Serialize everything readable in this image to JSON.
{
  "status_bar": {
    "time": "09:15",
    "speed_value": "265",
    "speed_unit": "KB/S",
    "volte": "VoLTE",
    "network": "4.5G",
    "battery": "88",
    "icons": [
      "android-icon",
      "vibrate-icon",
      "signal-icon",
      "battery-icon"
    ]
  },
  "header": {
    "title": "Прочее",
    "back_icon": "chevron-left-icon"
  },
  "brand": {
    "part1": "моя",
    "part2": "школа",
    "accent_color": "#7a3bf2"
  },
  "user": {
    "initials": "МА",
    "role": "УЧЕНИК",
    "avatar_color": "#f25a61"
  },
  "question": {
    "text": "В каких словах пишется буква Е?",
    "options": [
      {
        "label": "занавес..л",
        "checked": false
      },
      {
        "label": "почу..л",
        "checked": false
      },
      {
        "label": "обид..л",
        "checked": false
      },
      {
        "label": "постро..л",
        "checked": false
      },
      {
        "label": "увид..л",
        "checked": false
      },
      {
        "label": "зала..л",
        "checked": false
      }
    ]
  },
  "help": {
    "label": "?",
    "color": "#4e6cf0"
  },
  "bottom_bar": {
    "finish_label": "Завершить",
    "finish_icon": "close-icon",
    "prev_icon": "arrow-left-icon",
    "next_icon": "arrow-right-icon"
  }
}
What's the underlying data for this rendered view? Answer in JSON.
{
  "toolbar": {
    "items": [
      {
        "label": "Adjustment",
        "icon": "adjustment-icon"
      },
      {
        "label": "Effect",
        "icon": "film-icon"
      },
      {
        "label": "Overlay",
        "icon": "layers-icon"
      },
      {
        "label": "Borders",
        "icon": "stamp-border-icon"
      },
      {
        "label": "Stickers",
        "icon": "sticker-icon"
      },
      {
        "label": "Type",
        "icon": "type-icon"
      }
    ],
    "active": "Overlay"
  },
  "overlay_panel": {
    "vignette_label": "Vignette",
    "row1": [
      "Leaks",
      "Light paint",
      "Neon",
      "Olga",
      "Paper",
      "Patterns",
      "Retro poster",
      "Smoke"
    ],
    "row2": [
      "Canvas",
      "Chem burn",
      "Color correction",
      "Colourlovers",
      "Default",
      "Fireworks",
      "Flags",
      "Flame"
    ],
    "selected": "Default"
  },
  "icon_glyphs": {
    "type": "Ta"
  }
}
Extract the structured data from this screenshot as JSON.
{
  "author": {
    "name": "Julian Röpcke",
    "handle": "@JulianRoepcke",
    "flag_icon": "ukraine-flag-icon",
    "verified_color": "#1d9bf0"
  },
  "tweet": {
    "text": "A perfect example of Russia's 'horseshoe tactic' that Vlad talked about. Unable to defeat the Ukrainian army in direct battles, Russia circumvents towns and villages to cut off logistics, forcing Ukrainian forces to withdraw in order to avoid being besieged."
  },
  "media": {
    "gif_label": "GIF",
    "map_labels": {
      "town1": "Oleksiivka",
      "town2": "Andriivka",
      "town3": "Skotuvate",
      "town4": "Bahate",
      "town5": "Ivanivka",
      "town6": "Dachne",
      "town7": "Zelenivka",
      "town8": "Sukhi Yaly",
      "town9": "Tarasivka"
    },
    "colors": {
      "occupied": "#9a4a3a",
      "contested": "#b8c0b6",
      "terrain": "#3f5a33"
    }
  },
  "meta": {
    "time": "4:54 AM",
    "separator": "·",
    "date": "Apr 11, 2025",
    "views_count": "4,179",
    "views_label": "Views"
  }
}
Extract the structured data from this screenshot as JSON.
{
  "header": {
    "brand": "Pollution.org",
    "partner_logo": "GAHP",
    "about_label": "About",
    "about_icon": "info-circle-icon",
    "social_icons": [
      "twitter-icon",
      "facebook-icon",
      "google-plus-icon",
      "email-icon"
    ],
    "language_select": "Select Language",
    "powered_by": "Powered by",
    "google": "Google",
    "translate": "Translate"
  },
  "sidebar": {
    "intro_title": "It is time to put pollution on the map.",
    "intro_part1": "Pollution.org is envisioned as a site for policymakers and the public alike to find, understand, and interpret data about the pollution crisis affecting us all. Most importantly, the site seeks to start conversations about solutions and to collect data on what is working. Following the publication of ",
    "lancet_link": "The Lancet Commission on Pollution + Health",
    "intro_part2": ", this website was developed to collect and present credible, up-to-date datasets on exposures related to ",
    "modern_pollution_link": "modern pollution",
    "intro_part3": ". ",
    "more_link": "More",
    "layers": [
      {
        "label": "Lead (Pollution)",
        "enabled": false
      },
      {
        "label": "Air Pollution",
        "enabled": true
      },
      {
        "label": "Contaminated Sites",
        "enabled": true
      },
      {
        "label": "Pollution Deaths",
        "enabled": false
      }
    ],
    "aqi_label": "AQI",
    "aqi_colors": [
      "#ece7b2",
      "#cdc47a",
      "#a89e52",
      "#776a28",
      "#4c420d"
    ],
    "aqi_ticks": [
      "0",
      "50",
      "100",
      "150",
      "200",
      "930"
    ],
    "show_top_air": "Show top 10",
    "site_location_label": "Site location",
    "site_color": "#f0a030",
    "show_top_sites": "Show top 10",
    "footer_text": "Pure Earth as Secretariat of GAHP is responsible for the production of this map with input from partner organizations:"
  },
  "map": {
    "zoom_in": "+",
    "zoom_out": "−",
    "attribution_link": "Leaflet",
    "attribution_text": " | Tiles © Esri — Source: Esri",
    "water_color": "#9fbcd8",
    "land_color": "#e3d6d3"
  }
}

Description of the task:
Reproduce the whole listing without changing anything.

Your solution:
Serialize everything readable in this image to JSON.
{
  "status_bar": {
    "time": "09:15",
    "speed_value": "265",
    "speed_unit": "KB/S",
    "volte": "VoLTE",
    "network": "4.5G",
    "battery": "88",
    "icons": [
      "android-icon",
      "vibrate-icon",
      "signal-icon",
      "battery-icon"
    ]
  },
  "header": {
    "title": "Прочее",
    "back_icon": "chevron-left-icon"
  },
  "brand": {
    "part1": "моя",
    "part2": "школа",
    "accent_color": "#7a3bf2"
  },
  "user": {
    "initials": "МА",
    "role": "УЧЕНИК",
    "avatar_color": "#f25a61"
  },
  "question": {
    "text": "В каких словах пишется буква Е?",
    "options": [
      {
        "label": "занавес..л",
        "checked": false
      },
      {
        "label": "почу..л",
        "checked": false
      },
      {
        "label": "обид..л",
        "checked": false
      },
      {
        "label": "постро..л",
        "checked": false
      },
      {
        "label": "увид..л",
        "checked": false
      },
      {
        "label": "зала..л",
        "checked": false
      }
    ]
  },
  "help": {
    "label": "?",
    "color": "#4e6cf0"
  },
  "bottom_bar": {
    "finish_label": "Завершить",
    "finish_icon": "close-icon",
    "prev_icon": "arrow-left-icon",
    "next_icon": "arrow-right-icon"
  }
}
What's the underlying data for this rendered view? Answer in JSON.
{
  "toolbar": {
    "items": [
      {
        "label": "Adjustment",
        "icon": "adjustment-icon"
      },
      {
        "label": "Effect",
        "icon": "film-icon"
      },
      {
        "label": "Overlay",
        "icon": "layers-icon"
      },
      {
        "label": "Borders",
        "icon": "stamp-border-icon"
      },
      {
        "label": "Stickers",
        "icon": "sticker-icon"
      },
      {
        "label": "Type",
        "icon": "type-icon"
      }
    ],
    "active": "Overlay"
  },
  "overlay_panel": {
    "vignette_label": "Vignette",
    "row1": [
      "Leaks",
      "Light paint",
      "Neon",
      "Olga",
      "Paper",
      "Patterns",
      "Retro poster",
      "Smoke"
    ],
    "row2": [
      "Canvas",
      "Chem burn",
      "Color correction",
      "Colourlovers",
      "Default",
      "Fireworks",
      "Flags",
      "Flame"
    ],
    "selected": "Default"
  },
  "icon_glyphs": {
    "type": "Ta"
  }
}
Extract the structured data from this screenshot as JSON.
{
  "author": {
    "name": "Julian Röpcke",
    "handle": "@JulianRoepcke",
    "flag_icon": "ukraine-flag-icon",
    "verified_color": "#1d9bf0"
  },
  "tweet": {
    "text": "A perfect example of Russia's 'horseshoe tactic' that Vlad talked about. Unable to defeat the Ukrainian army in direct battles, Russia circumvents towns and villages to cut off logistics, forcing Ukrainian forces to withdraw in order to avoid being besieged."
  },
  "media": {
    "gif_label": "GIF",
    "map_labels": {
      "town1": "Oleksiivka",
      "town2": "Andriivka",
      "town3": "Skotuvate",
      "town4": "Bahate",
      "town5": "Ivanivka",
      "town6": "Dachne",
      "town7": "Zelenivka",
      "town8": "Sukhi Yaly",
      "town9": "Tarasivka"
    },
    "colors": {
      "occupied": "#9a4a3a",
      "contested": "#b8c0b6",
      "terrain": "#3f5a33"
    }
  },
  "meta": {
    "time": "4:54 AM",
    "separator": "·",
    "date": "Apr 11, 2025",
    "views_count": "4,179",
    "views_label": "Views"
  }
}
Extract the structured data from this screenshot as JSON.
{
  "header": {
    "brand": "Pollution.org",
    "partner_logo": "GAHP",
    "about_label": "About",
    "about_icon": "info-circle-icon",
    "social_icons": [
      "twitter-icon",
      "facebook-icon",
      "google-plus-icon",
      "email-icon"
    ],
    "language_select": "Select Language",
    "powered_by": "Powered by",
    "google": "Google",
    "translate": "Translate"
  },
  "sidebar": {
    "intro_title": "It is time to put pollution on the map.",
    "intro_part1": "Pollution.org is envisioned as a site for policymakers and the public alike to find, understand, and interpret data about the pollution crisis affecting us all. Most importantly, the site seeks to start conversations about solutions and to collect data on what is working. Following the publication of ",
    "lancet_link": "The Lancet Commission on Pollution + Health",
    "intro_part2": ", this website was developed to collect and present credible, up-to-date datasets on exposures related to ",
    "modern_pollution_link": "modern pollution",
    "intro_part3": ". ",
    "more_link": "More",
    "layers": [
      {
        "label": "Lead (Pollution)",
        "enabled": false
      },
      {
        "label": "Air Pollution",
        "enabled": true
      },
      {
        "label": "Contaminated Sites",
        "enabled": true
      },
      {
        "label": "Pollution Deaths",
        "enabled": false
      }
    ],
    "aqi_label": "AQI",
    "aqi_colors": [
      "#ece7b2",
      "#cdc47a",
      "#a89e52",
      "#776a28",
      "#4c420d"
    ],
    "aqi_ticks": [
      "0",
      "50",
      "100",
      "150",
      "200",
      "930"
    ],
    "show_top_air": "Show top 10",
    "site_location_label": "Site location",
    "site_color": "#f0a030",
    "show_top_sites": "Show top 10",
    "footer_text": "Pure Earth as Secretariat of GAHP is responsible for the production of this map with input from partner organizations:"
  },
  "map": {
    "zoom_in": "+",
    "zoom_out": "−",
    "attribution_link": "Leaflet",
    "attribution_text": " | Tiles © Esri — Source: Esri",
    "water_color": "#9fbcd8",
    "land_color": "#e3d6d3"
  }
}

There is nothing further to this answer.